In people, food allergies can cause immediate, life-threatening anaphylactic reactions with throat swelling, or less severe chronic symptoms which including respiratory problems, watery eyes, skin eruptions and/or itching, or digestive upset, nausea, diarrhea.
It’s also known from research with other species that a history of any type of allergy, including inhalant allergies (e.g. to pollens or molds) increases the risk of having food allergies as well.
When a horse with seasonal allergies turns up as positive for a grain or hay type fed year round, odds are this is either a false positive or a sensitivity that has arisen as a result of the primary allergy making him more reactive in general. Either way, the wisest course of action is to avoid any foods that test positive at least when the horse is actively fighting allergy symptoms.
Obviously, if your horse’s hay and/or grain haven’t changed when summer arrives, these aren’t likely to be a major factor, but sensitivity to something in the pasture could be.
If you’re fairly certain your horse’s skin reactions aren’t insect-related, try turning him out with a muzzle that prohibits grazing for a few days to see if it makes a difference. This would indicate an allergy to a plant in the field.
Also With This Article
”Put It To Use”
”Consumer Alert: Avoid Kinesiology/Muscle Testing”

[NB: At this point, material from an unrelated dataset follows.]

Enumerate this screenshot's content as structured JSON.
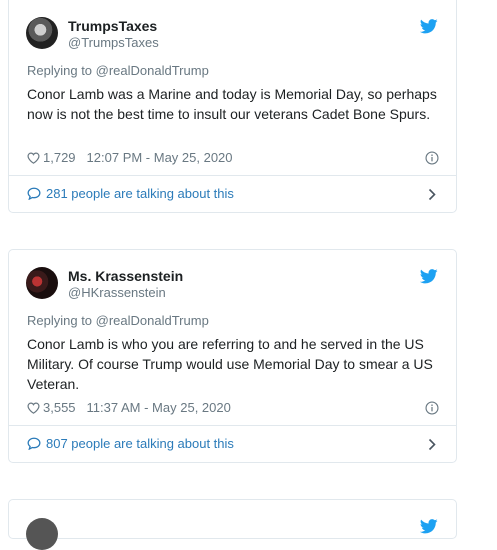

”Sweet Itch/Midline Dermatitis”
”Beware Immune-Support Supplements”
”Flaxseed and Rice-Bran Products”